So now we know what waiting looks like, but for how long should we expect a child to wait for what is wanted? Basically, our end goal for is different for every child and every situation because the requirements for waiting vary across the millions of scenarios a child may encounter. But don’t get overwhelmed! Start small, and with each session of practice exercises you will increase your child’s tolerance to waiting.
If you do not know what your child's reinforcers are, present several items on the table and ask them to choose which one they want. You can present some items that you know they already like along with items that you are not sure they will want just to see what they like most. Using media or iPads to teach waiting can be especially challenging because screens tend to be triggers for problem behaviors and kids do not like their movies or iPads turned on and off to do practice trials. I would target teaching them to “wait” for that initial use of the day but don’t turn them on and off while asking them to wait every time, as it is likely to cause a lot of frustration. Similarly, you don’t want to use a reinforcer that you have to take away, as this can also be very frustrating. Instead, choose toys and activities that have natural end to them or at least those which allow you to control when they start or stop. Download our free Reinforcer Checklist if you need some ideas.

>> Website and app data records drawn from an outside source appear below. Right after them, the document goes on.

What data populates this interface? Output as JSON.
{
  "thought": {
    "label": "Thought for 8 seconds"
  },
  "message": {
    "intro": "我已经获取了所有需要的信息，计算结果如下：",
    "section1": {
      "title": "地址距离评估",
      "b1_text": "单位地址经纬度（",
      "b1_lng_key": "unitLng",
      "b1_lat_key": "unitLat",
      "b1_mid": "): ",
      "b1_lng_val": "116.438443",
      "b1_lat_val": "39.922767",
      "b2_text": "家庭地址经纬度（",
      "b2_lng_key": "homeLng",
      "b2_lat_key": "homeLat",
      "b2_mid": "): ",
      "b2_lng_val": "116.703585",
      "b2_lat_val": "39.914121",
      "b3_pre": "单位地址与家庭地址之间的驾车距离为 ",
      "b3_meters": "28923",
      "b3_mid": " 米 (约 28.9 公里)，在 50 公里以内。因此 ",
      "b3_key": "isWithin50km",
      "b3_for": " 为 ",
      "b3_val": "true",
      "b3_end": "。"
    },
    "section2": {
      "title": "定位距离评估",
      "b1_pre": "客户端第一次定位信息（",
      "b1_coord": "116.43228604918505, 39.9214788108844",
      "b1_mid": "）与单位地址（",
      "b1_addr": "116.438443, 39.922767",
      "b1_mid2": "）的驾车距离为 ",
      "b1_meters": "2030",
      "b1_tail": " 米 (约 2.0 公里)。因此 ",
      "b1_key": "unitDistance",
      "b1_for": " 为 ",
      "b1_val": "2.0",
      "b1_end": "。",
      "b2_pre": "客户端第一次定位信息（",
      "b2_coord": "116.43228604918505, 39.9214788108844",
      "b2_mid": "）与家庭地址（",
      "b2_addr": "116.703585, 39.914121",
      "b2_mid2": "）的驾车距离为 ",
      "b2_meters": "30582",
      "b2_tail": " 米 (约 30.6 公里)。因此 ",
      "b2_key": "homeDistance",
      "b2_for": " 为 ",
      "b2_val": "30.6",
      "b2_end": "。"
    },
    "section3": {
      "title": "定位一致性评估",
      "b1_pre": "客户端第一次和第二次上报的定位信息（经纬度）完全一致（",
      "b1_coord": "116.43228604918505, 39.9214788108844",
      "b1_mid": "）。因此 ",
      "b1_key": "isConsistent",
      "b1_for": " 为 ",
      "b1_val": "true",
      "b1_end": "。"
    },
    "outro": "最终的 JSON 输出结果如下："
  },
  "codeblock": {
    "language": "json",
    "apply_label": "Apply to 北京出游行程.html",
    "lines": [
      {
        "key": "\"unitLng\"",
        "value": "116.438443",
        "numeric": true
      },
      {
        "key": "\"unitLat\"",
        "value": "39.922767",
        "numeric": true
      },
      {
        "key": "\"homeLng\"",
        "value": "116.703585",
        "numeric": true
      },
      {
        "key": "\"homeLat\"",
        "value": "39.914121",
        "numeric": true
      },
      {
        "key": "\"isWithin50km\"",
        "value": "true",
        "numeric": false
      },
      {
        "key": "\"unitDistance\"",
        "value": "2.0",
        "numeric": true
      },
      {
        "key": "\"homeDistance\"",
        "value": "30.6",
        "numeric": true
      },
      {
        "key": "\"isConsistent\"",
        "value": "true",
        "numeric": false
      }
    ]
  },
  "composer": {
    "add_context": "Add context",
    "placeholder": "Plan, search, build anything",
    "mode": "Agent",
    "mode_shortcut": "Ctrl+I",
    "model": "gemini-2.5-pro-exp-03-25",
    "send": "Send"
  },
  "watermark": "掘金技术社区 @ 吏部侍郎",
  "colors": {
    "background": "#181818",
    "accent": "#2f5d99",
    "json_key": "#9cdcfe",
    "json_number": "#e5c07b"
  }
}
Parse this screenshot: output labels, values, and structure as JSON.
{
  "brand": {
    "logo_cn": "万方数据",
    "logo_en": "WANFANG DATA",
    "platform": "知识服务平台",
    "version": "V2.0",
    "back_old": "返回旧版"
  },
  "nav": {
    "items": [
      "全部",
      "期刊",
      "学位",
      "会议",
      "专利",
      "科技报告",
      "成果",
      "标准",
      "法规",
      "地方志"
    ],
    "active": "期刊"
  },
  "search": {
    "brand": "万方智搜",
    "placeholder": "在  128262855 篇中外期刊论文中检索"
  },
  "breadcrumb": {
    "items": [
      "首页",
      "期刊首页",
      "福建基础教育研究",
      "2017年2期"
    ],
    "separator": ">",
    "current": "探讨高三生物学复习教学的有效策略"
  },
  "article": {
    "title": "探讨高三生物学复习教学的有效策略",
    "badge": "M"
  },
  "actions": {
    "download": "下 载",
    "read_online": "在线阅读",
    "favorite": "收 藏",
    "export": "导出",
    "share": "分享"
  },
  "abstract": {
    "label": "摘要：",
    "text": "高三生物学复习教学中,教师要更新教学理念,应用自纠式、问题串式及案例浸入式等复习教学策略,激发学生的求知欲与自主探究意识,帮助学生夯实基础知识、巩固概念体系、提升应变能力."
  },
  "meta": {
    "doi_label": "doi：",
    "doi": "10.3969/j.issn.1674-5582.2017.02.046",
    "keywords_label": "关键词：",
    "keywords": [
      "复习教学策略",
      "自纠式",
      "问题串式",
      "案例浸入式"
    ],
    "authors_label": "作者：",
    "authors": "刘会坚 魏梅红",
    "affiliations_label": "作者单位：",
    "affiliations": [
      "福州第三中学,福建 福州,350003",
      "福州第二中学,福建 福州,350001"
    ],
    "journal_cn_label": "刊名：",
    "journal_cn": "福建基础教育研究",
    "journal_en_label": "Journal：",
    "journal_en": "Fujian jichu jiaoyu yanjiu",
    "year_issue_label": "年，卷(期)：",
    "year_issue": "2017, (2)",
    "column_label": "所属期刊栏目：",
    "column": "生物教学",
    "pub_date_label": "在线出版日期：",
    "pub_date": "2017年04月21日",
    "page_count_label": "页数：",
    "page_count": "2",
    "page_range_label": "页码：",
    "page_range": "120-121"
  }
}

Target Behavior: Stopping before taking what is wanted or engaging in a desired activity and waiting until an adult allows access without demonstrating problem behaviors.
What do you do if your child grabs the item or starts doing the activity before the count is done? Simply say "no," or "try again," block further access, and start again from the beginning. If your child is struggling, decrease the amount of the time they have to wait so that they are successful. Each time your child is successful, their ability to wait is strengthened. The more successes, the better!
Vary the items and activities your child will be required to "wait" for and choose different timing methods (count on fingers and timers) so they don't get stuck on one approach. You want the your child to know that they can wait for many different activities and items in many different conditions.
When you are working on a program such as waiting, it is a good idea to record some data on your child's behavior so that you can see their progress. When taking data, write down how long your child was able to wait without problem behaviors. It is also a good idea to write down whether your child engaged in any problem behaviors such as crying, protesting, grabbing, tantrums, screaming, or aggression. Ideally, you would also want to record how many times these problem behaviors occurred. All of this information will help you track your child's progress as you practice the waiting skill. If you are not sure how to create your own data sheet, you can download a copy of our Wait Data Sheet here.
Eventually, you will want to fade out all the finger-counting prompts so that your child will learn to wait without knowing exactly how long the wait will be. This is useful because it approximates more natural situations where your child does not know exactly how long they will be required to wait. While you are teaching your child the skill of waiting, it may be a good idea to avoid those situations out in the world that tend to provoke problem behaviors because your child doesn't understand how long he or she will have to wait. By temporarily avoiding these situations, you can help ensure that you don't accidentally reinforce problem behaviors related to waiting and undo all your hard work. Many children learn quite quickly with very few training trials, but some require more extensive training so be observant, be patient, and only expose your child to waiting situations if you are pretty certain he or she will be successful. I sometimes like to write down a list of circumstances where I know my child has difficulty waiting. This way I can systematically expose my child to each of these situations and move up the difficultly level as they are successful.
In conclusion, when you are trying to teach your child a new skill that is difficult for them to learn, especially one that requires them to tolerate something they don't like or tolerate not getting something they want, practice the skill away from the problem situation in structured teaching exercises without distractions and with plenty of toys and treats available to reinforce their good behavior. The goal is for your child to have as much success as possible when waiting, and for them to know that good things come their way when they can wait nicely.
Our Teaching Children to Wait program is available for both ABA practitioners and parents. To purchase and download the Wait Program Sheet click here. You can also check out our free parent education online course HERE.
Sarah Haws-Taylor, DBH, LMHC, BCBA has been working with children with autism spectrum disorders implementing ABA programs since 2003 and started Child Enrichment Center in 2006.